Acoustically-Driven Manipulation of Micro-Particles in Fluid on Piezoelectric Resonant Mass Sensors

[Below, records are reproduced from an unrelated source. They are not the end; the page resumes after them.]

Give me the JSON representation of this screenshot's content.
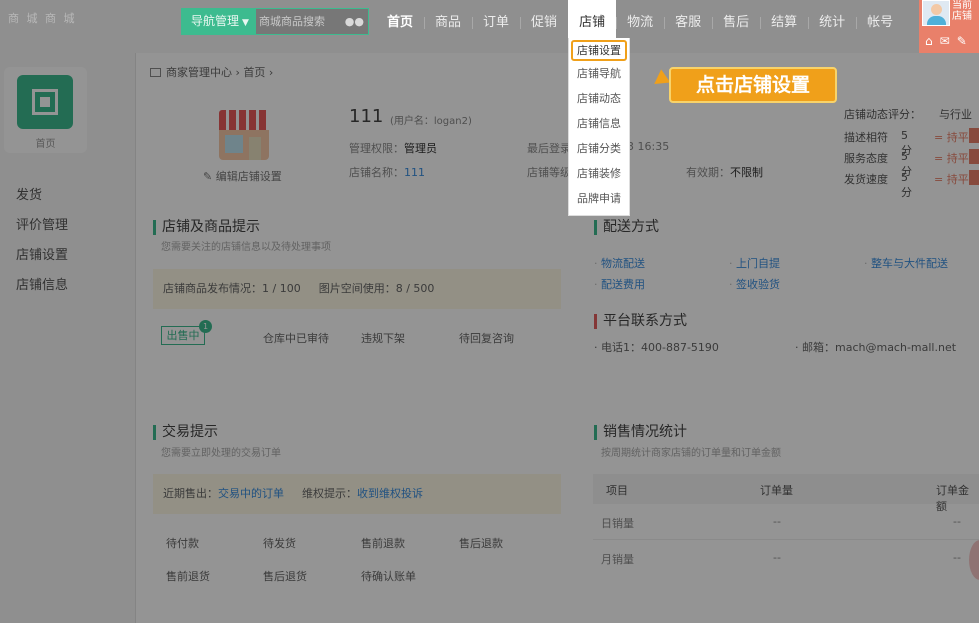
{
  "top": {
    "logo": "商 城 商 城",
    "nav_mgmt": "导航管理",
    "search_placeholder": "商城商品搜索",
    "nav": [
      "首页",
      "商品",
      "订单",
      "促销",
      "店铺",
      "物流",
      "客服",
      "售后",
      "结算",
      "统计",
      "帐号"
    ],
    "user_name": "当前\n店铺"
  },
  "store_dropdown": [
    "店铺设置",
    "店铺导航",
    "店铺动态",
    "店铺信息",
    "店铺分类",
    "店铺装修",
    "品牌申请"
  ],
  "callout": "点击店铺设置",
  "sidebar": {
    "home_label": "首页",
    "items": [
      "发货",
      "评价管理",
      "店铺设置",
      "店铺信息"
    ]
  },
  "breadcrumb": [
    "商家管理中心",
    "首页"
  ],
  "store": {
    "name": "111",
    "username_label": "(用户名：logan2)",
    "edit_link": "编辑店铺设置",
    "perm_label": "管理权限：",
    "perm_value": "管理员",
    "store_name_label": "店铺名称：",
    "store_name_value": "111",
    "last_login_label": "最后登录",
    "last_login_value": "3 16:35",
    "grade_label": "店铺等级",
    "valid_label": "有效期：",
    "valid_value": "不限制"
  },
  "rating": {
    "title": "店铺动态评分：",
    "compare": "与行业",
    "rows": [
      {
        "label": "描述相符",
        "score": "5 分",
        "cmp": "= 持平"
      },
      {
        "label": "服务态度",
        "score": "5 分",
        "cmp": "= 持平"
      },
      {
        "label": "发货速度",
        "score": "5 分",
        "cmp": "= 持平"
      }
    ]
  },
  "goods_tips": {
    "title": "店铺及商品提示",
    "sub": "您需要关注的店铺信息以及待处理事项",
    "publish": "店铺商品发布情况：1 / 100",
    "space": "图片空间使用：8 / 500",
    "onsale": "出售中",
    "onsale_count": "1",
    "items": [
      "仓库中已审待",
      "违规下架",
      "待回复咨询"
    ]
  },
  "delivery": {
    "title": "配送方式",
    "links": [
      "物流配送",
      "上门自提",
      "整车与大件配送",
      "配送费用",
      "签收验货"
    ]
  },
  "contact": {
    "title": "平台联系方式",
    "phone": "电话1：400-887-5190",
    "email": "邮箱：mach@mach-mall.net"
  },
  "trade": {
    "title": "交易提示",
    "sub": "您需要立即处理的交易订单",
    "recent_label": "近期售出：",
    "recent_link": "交易中的订单",
    "rights_label": "维权提示：",
    "rights_link": "收到维权投诉",
    "items": [
      "待付款",
      "待发货",
      "售前退款",
      "售后退款",
      "售前退货",
      "售后退货",
      "待确认账单"
    ]
  },
  "sales": {
    "title": "销售情况统计",
    "sub": "按周期统计商家店铺的订单量和订单金额",
    "cols": [
      "项目",
      "订单量",
      "订单金额"
    ],
    "rows": [
      {
        "item": "日销量",
        "count": "--",
        "amount": "--"
      },
      {
        "item": "月销量",
        "count": "--",
        "amount": "--"
      }
    ]
  }
}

DescriptionAdvancements in micro/nano fabrication technology has enabled the realization of precision instruments capable of measuring single-cell biomass. This has be shown to be a powerful tool for a wide range of disciplines. Areas of application and impact have included research into personalized cancer drug treatment and ecological studies of nutrient flow in oceans. However, existing tools to measure the mass of µ-particles and cells in fluids are rather constrained in the re-configurability and difficult to scale with low throughput. More commonly, the performance of resonant devices acting as the mass sensor are rather poor when immersed in a fluid. There is also a lack of dexterity in manipulating samples over the sensor based on existing approaches. There is a need to apply manipulation techniques with a high level of dexterity to mass sensing resonators. The approach should be less costly than existing instruments and require less power density for the technique to be biocompatible.This proposal aims to apply recent advancements in acoustic manipulation techniques to one of our piezoelectric resonators (the BL-mode disk resonator) that leads the existing state-of-art in performance. The proposed approach has several advantages over existing methods:Lower cost and reduced fabrication complexityGreater flexibility for re-configuration by using a two-chip approachIntegration of different fluidic operations on-chip selected by a simple change in the excitation frequencyScalable to implement arrays for high throughputPower densities less than a millionth required of optical tweezersBy leveraging our recent advances on state-of-art AlN-on-Si piezoelectric resonators operating in fluids, we will scale down the device size to realize a resonant mass sensing platform with a resolution of 10fg as part of the 1stresearch objective. This level of resolution is sufficient to measure the effect of a µ-particle on the resonator frequency as it is moved across the device. The 2ndobjective aims to demonstrate movement and trapping of µ-particles over the sensor using acoustic waves with a high level of control in two dimensions. The 3rdobjective pushes the technique further to demonstrate µ-centrifugation by shaping the acoustic waves using phononic lattices integrated with the sensor. The effect of µ-centrifugation may be visualised by a spinning µ-particle in a fluid droplet on the sensor. At the end of this project, we aim to show the capability totranslate, trap, spin and weighµ-particles electrically on-chip. This will be a powerful tool for multiple science and engineering disciplines.
|Effective start/end date||1/01/19 → …|